*** Data in this exercise ***

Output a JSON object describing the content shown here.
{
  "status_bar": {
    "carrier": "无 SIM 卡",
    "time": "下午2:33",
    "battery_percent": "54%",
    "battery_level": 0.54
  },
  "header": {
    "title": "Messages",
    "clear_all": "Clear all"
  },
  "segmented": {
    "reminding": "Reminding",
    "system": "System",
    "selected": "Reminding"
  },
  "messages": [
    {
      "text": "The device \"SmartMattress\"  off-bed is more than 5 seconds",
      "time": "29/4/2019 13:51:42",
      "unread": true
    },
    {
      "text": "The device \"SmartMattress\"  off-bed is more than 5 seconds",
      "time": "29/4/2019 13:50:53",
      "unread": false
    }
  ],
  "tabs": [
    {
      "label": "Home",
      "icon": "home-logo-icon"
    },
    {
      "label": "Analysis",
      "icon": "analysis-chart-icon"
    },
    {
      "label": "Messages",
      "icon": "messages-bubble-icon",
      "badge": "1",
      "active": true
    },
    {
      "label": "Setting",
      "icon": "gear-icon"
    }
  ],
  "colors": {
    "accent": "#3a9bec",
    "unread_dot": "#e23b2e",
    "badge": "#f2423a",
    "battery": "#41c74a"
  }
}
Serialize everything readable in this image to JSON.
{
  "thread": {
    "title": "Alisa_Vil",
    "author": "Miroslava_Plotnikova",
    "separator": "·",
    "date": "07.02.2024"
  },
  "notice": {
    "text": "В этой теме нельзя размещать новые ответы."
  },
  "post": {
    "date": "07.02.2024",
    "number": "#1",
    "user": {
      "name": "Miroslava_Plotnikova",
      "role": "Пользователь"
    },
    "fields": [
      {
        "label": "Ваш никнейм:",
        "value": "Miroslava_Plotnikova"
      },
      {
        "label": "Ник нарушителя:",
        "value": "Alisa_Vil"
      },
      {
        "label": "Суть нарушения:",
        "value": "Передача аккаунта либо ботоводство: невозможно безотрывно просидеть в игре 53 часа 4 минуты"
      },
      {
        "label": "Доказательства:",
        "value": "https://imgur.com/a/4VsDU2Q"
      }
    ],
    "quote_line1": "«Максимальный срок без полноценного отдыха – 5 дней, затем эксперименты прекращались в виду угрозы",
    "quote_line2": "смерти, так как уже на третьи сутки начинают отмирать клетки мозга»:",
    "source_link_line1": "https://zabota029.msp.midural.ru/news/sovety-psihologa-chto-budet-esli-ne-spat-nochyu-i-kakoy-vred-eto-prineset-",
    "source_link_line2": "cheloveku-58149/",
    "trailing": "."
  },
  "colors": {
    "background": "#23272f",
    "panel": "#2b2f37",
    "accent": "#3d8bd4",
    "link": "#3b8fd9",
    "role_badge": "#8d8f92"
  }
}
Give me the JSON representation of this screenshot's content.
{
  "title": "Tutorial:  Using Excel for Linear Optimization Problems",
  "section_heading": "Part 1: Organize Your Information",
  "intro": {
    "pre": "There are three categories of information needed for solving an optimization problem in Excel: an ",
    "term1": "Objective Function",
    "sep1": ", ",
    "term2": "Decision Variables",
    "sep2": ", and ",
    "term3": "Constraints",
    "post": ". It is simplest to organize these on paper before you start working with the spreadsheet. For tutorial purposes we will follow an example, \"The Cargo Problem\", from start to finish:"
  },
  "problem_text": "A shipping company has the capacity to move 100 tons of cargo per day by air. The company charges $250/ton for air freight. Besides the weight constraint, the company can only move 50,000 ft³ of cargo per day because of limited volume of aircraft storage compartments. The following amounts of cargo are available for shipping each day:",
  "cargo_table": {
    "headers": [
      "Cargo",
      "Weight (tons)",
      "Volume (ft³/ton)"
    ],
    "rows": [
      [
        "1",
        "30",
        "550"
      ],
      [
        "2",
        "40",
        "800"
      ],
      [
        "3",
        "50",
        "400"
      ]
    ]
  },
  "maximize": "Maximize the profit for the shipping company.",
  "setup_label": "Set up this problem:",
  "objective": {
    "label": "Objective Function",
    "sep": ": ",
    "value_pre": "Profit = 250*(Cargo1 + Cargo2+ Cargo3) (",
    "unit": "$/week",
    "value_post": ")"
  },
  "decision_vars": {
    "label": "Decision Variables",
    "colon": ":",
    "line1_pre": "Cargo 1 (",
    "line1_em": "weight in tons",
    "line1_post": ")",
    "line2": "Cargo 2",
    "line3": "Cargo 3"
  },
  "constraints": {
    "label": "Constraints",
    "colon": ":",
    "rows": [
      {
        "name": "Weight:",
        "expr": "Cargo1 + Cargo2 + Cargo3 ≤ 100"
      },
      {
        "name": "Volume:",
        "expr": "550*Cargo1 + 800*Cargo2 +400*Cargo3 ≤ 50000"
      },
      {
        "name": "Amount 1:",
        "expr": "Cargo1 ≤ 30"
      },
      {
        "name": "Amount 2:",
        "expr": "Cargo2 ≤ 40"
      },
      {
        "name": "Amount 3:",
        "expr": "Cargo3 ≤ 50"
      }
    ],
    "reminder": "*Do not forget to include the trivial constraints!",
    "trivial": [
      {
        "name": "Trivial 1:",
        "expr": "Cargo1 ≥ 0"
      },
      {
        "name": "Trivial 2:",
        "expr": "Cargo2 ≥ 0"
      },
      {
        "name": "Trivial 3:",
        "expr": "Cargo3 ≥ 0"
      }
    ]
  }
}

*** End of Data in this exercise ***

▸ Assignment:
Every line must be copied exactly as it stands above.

▸ Answer to this exercise:
Output a JSON object describing the content shown here.
{
  "status_bar": {
    "carrier": "无 SIM 卡",
    "time": "下午2:33",
    "battery_percent": "54%",
    "battery_level": 0.54
  },
  "header": {
    "title": "Messages",
    "clear_all": "Clear all"
  },
  "segmented": {
    "reminding": "Reminding",
    "system": "System",
    "selected": "Reminding"
  },
  "messages": [
    {
      "text": "The device \"SmartMattress\"  off-bed is more than 5 seconds",
      "time": "29/4/2019 13:51:42",
      "unread": true
    },
    {
      "text": "The device \"SmartMattress\"  off-bed is more than 5 seconds",
      "time": "29/4/2019 13:50:53",
      "unread": false
    }
  ],
  "tabs": [
    {
      "label": "Home",
      "icon": "home-logo-icon"
    },
    {
      "label": "Analysis",
      "icon": "analysis-chart-icon"
    },
    {
      "label": "Messages",
      "icon": "messages-bubble-icon",
      "badge": "1",
      "active": true
    },
    {
      "label": "Setting",
      "icon": "gear-icon"
    }
  ],
  "colors": {
    "accent": "#3a9bec",
    "unread_dot": "#e23b2e",
    "badge": "#f2423a",
    "battery": "#41c74a"
  }
}
Serialize everything readable in this image to JSON.
{
  "thread": {
    "title": "Alisa_Vil",
    "author": "Miroslava_Plotnikova",
    "separator": "·",
    "date": "07.02.2024"
  },
  "notice": {
    "text": "В этой теме нельзя размещать новые ответы."
  },
  "post": {
    "date": "07.02.2024",
    "number": "#1",
    "user": {
      "name": "Miroslava_Plotnikova",
      "role": "Пользователь"
    },
    "fields": [
      {
        "label": "Ваш никнейм:",
        "value": "Miroslava_Plotnikova"
      },
      {
        "label": "Ник нарушителя:",
        "value": "Alisa_Vil"
      },
      {
        "label": "Суть нарушения:",
        "value": "Передача аккаунта либо ботоводство: невозможно безотрывно просидеть в игре 53 часа 4 минуты"
      },
      {
        "label": "Доказательства:",
        "value": "https://imgur.com/a/4VsDU2Q"
      }
    ],
    "quote_line1": "«Максимальный срок без полноценного отдыха – 5 дней, затем эксперименты прекращались в виду угрозы",
    "quote_line2": "смерти, так как уже на третьи сутки начинают отмирать клетки мозга»:",
    "source_link_line1": "https://zabota029.msp.midural.ru/news/sovety-psihologa-chto-budet-esli-ne-spat-nochyu-i-kakoy-vred-eto-prineset-",
    "source_link_line2": "cheloveku-58149/",
    "trailing": "."
  },
  "colors": {
    "background": "#23272f",
    "panel": "#2b2f37",
    "accent": "#3d8bd4",
    "link": "#3b8fd9",
    "role_badge": "#8d8f92"
  }
}
Give me the JSON representation of this screenshot's content.
{
  "title": "Tutorial:  Using Excel for Linear Optimization Problems",
  "section_heading": "Part 1: Organize Your Information",
  "intro": {
    "pre": "There are three categories of information needed for solving an optimization problem in Excel: an ",
    "term1": "Objective Function",
    "sep1": ", ",
    "term2": "Decision Variables",
    "sep2": ", and ",
    "term3": "Constraints",
    "post": ". It is simplest to organize these on paper before you start working with the spreadsheet. For tutorial purposes we will follow an example, \"The Cargo Problem\", from start to finish:"
  },
  "problem_text": "A shipping company has the capacity to move 100 tons of cargo per day by air. The company charges $250/ton for air freight. Besides the weight constraint, the company can only move 50,000 ft³ of cargo per day because of limited volume of aircraft storage compartments. The following amounts of cargo are available for shipping each day:",
  "cargo_table": {
    "headers": [
      "Cargo",
      "Weight (tons)",
      "Volume (ft³/ton)"
    ],
    "rows": [
      [
        "1",
        "30",
        "550"
      ],
      [
        "2",
        "40",
        "800"
      ],
      [
        "3",
        "50",
        "400"
      ]
    ]
  },
  "maximize": "Maximize the profit for the shipping company.",
  "setup_label": "Set up this problem:",
  "objective": {
    "label": "Objective Function",
    "sep": ": ",
    "value_pre": "Profit = 250*(Cargo1 + Cargo2+ Cargo3) (",
    "unit": "$/week",
    "value_post": ")"
  },
  "decision_vars": {
    "label": "Decision Variables",
    "colon": ":",
    "line1_pre": "Cargo 1 (",
    "line1_em": "weight in tons",
    "line1_post": ")",
    "line2": "Cargo 2",
    "line3": "Cargo 3"
  },
  "constraints": {
    "label": "Constraints",
    "colon": ":",
    "rows": [
      {
        "name": "Weight:",
        "expr": "Cargo1 + Cargo2 + Cargo3 ≤ 100"
      },
      {
        "name": "Volume:",
        "expr": "550*Cargo1 + 800*Cargo2 +400*Cargo3 ≤ 50000"
      },
      {
        "name": "Amount 1:",
        "expr": "Cargo1 ≤ 30"
      },
      {
        "name": "Amount 2:",
        "expr": "Cargo2 ≤ 40"
      },
      {
        "name": "Amount 3:",
        "expr": "Cargo3 ≤ 50"
      }
    ],
    "reminder": "*Do not forget to include the trivial constraints!",
    "trivial": [
      {
        "name": "Trivial 1:",
        "expr": "Cargo1 ≥ 0"
      },
      {
        "name": "Trivial 2:",
        "expr": "Cargo2 ≥ 0"
      },
      {
        "name": "Trivial 3:",
        "expr": "Cargo3 ≥ 0"
      }
    ]
  }
}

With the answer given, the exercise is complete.